## Records provided
========================================================================

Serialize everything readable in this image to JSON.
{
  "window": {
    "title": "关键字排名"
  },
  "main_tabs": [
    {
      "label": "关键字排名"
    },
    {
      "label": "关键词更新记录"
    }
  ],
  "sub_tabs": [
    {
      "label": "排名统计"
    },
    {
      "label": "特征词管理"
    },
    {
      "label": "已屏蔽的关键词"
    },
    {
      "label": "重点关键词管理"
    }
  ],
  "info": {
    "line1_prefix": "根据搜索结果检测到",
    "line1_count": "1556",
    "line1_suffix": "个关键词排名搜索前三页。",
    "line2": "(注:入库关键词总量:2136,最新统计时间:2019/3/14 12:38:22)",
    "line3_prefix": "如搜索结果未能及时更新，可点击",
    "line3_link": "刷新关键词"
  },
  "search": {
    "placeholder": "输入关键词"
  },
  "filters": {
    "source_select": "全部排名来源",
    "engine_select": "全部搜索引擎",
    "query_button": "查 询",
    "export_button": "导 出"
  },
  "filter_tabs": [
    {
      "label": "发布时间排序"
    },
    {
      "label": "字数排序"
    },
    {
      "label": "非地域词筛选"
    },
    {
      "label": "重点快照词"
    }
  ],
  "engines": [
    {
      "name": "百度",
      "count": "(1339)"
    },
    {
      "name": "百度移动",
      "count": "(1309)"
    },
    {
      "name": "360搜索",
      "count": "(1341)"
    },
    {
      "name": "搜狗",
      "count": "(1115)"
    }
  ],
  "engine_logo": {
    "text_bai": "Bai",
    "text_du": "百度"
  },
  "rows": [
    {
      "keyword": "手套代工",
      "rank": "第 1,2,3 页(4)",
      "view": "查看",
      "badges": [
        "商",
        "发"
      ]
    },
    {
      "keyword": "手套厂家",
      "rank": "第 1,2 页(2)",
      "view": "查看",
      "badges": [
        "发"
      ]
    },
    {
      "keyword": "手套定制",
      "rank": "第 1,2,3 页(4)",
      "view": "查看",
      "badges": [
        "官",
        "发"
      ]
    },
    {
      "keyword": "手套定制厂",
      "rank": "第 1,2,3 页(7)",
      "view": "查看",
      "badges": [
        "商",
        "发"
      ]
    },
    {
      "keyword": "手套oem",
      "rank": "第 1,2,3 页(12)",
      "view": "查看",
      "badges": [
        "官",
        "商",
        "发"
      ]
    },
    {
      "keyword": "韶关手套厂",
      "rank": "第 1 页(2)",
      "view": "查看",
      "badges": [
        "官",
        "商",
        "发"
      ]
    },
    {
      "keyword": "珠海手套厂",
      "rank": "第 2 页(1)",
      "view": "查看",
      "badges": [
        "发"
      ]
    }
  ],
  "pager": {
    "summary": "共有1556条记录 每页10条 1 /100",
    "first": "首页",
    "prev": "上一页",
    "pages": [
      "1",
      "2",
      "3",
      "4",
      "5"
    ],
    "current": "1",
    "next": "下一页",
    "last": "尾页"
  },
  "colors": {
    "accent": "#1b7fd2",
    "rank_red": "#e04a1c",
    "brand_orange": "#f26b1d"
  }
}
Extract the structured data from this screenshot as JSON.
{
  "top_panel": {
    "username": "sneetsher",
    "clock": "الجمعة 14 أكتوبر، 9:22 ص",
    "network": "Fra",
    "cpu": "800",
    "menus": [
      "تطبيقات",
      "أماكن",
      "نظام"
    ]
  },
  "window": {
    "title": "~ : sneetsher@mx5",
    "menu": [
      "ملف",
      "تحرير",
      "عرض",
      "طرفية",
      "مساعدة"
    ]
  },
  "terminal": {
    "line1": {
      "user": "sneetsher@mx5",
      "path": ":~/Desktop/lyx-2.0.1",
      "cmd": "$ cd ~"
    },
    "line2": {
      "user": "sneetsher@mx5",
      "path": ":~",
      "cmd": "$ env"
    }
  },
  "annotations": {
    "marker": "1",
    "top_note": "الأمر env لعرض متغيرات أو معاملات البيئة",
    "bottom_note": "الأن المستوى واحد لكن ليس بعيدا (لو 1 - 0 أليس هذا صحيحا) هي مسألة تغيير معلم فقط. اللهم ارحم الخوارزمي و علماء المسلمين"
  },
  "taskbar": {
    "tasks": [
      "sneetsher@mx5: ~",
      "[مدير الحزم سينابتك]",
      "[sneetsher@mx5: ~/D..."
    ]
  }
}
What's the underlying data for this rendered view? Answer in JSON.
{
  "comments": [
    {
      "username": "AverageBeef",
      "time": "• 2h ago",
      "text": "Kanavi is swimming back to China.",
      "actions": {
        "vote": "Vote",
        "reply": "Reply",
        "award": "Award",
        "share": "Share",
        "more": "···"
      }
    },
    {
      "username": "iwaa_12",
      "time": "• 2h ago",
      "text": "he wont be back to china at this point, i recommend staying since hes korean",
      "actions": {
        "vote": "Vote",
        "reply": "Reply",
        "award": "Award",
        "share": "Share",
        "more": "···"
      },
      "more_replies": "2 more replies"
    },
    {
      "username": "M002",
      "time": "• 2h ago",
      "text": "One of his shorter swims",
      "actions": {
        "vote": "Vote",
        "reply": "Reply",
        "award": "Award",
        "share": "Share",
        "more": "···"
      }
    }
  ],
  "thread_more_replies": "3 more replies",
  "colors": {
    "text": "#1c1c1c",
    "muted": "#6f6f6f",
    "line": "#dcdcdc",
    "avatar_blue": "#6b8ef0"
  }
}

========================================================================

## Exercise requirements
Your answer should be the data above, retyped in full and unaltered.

## Result of this task
Serialize everything readable in this image to JSON.
{
  "window": {
    "title": "关键字排名"
  },
  "main_tabs": [
    {
      "label": "关键字排名"
    },
    {
      "label": "关键词更新记录"
    }
  ],
  "sub_tabs": [
    {
      "label": "排名统计"
    },
    {
      "label": "特征词管理"
    },
    {
      "label": "已屏蔽的关键词"
    },
    {
      "label": "重点关键词管理"
    }
  ],
  "info": {
    "line1_prefix": "根据搜索结果检测到",
    "line1_count": "1556",
    "line1_suffix": "个关键词排名搜索前三页。",
    "line2": "(注:入库关键词总量:2136,最新统计时间:2019/3/14 12:38:22)",
    "line3_prefix": "如搜索结果未能及时更新，可点击",
    "line3_link": "刷新关键词"
  },
  "search": {
    "placeholder": "输入关键词"
  },
  "filters": {
    "source_select": "全部排名来源",
    "engine_select": "全部搜索引擎",
    "query_button": "查 询",
    "export_button": "导 出"
  },
  "filter_tabs": [
    {
      "label": "发布时间排序"
    },
    {
      "label": "字数排序"
    },
    {
      "label": "非地域词筛选"
    },
    {
      "label": "重点快照词"
    }
  ],
  "engines": [
    {
      "name": "百度",
      "count": "(1339)"
    },
    {
      "name": "百度移动",
      "count": "(1309)"
    },
    {
      "name": "360搜索",
      "count": "(1341)"
    },
    {
      "name": "搜狗",
      "count": "(1115)"
    }
  ],
  "engine_logo": {
    "text_bai": "Bai",
    "text_du": "百度"
  },
  "rows": [
    {
      "keyword": "手套代工",
      "rank": "第 1,2,3 页(4)",
      "view": "查看",
      "badges": [
        "商",
        "发"
      ]
    },
    {
      "keyword": "手套厂家",
      "rank": "第 1,2 页(2)",
      "view": "查看",
      "badges": [
        "发"
      ]
    },
    {
      "keyword": "手套定制",
      "rank": "第 1,2,3 页(4)",
      "view": "查看",
      "badges": [
        "官",
        "发"
      ]
    },
    {
      "keyword": "手套定制厂",
      "rank": "第 1,2,3 页(7)",
      "view": "查看",
      "badges": [
        "商",
        "发"
      ]
    },
    {
      "keyword": "手套oem",
      "rank": "第 1,2,3 页(12)",
      "view": "查看",
      "badges": [
        "官",
        "商",
        "发"
      ]
    },
    {
      "keyword": "韶关手套厂",
      "rank": "第 1 页(2)",
      "view": "查看",
      "badges": [
        "官",
        "商",
        "发"
      ]
    },
    {
      "keyword": "珠海手套厂",
      "rank": "第 2 页(1)",
      "view": "查看",
      "badges": [
        "发"
      ]
    }
  ],
  "pager": {
    "summary": "共有1556条记录 每页10条 1 /100",
    "first": "首页",
    "prev": "上一页",
    "pages": [
      "1",
      "2",
      "3",
      "4",
      "5"
    ],
    "current": "1",
    "next": "下一页",
    "last": "尾页"
  },
  "colors": {
    "accent": "#1b7fd2",
    "rank_red": "#e04a1c",
    "brand_orange": "#f26b1d"
  }
}
Extract the structured data from this screenshot as JSON.
{
  "top_panel": {
    "username": "sneetsher",
    "clock": "الجمعة 14 أكتوبر، 9:22 ص",
    "network": "Fra",
    "cpu": "800",
    "menus": [
      "تطبيقات",
      "أماكن",
      "نظام"
    ]
  },
  "window": {
    "title": "~ : sneetsher@mx5",
    "menu": [
      "ملف",
      "تحرير",
      "عرض",
      "طرفية",
      "مساعدة"
    ]
  },
  "terminal": {
    "line1": {
      "user": "sneetsher@mx5",
      "path": ":~/Desktop/lyx-2.0.1",
      "cmd": "$ cd ~"
    },
    "line2": {
      "user": "sneetsher@mx5",
      "path": ":~",
      "cmd": "$ env"
    }
  },
  "annotations": {
    "marker": "1",
    "top_note": "الأمر env لعرض متغيرات أو معاملات البيئة",
    "bottom_note": "الأن المستوى واحد لكن ليس بعيدا (لو 1 - 0 أليس هذا صحيحا) هي مسألة تغيير معلم فقط. اللهم ارحم الخوارزمي و علماء المسلمين"
  },
  "taskbar": {
    "tasks": [
      "sneetsher@mx5: ~",
      "[مدير الحزم سينابتك]",
      "[sneetsher@mx5: ~/D..."
    ]
  }
}
What's the underlying data for this rendered view? Answer in JSON.
{
  "comments": [
    {
      "username": "AverageBeef",
      "time": "• 2h ago",
      "text": "Kanavi is swimming back to China.",
      "actions": {
        "vote": "Vote",
        "reply": "Reply",
        "award": "Award",
        "share": "Share",
        "more": "···"
      }
    },
    {
      "username": "iwaa_12",
      "time": "• 2h ago",
      "text": "he wont be back to china at this point, i recommend staying since hes korean",
      "actions": {
        "vote": "Vote",
        "reply": "Reply",
        "award": "Award",
        "share": "Share",
        "more": "···"
      },
      "more_replies": "2 more replies"
    },
    {
      "username": "M002",
      "time": "• 2h ago",
      "text": "One of his shorter swims",
      "actions": {
        "vote": "Vote",
        "reply": "Reply",
        "award": "Award",
        "share": "Share",
        "more": "···"
      }
    }
  ],
  "thread_more_replies": "3 more replies",
  "colors": {
    "text": "#1c1c1c",
    "muted": "#6f6f6f",
    "line": "#dcdcdc",
    "avatar_blue": "#6b8ef0"
  }
}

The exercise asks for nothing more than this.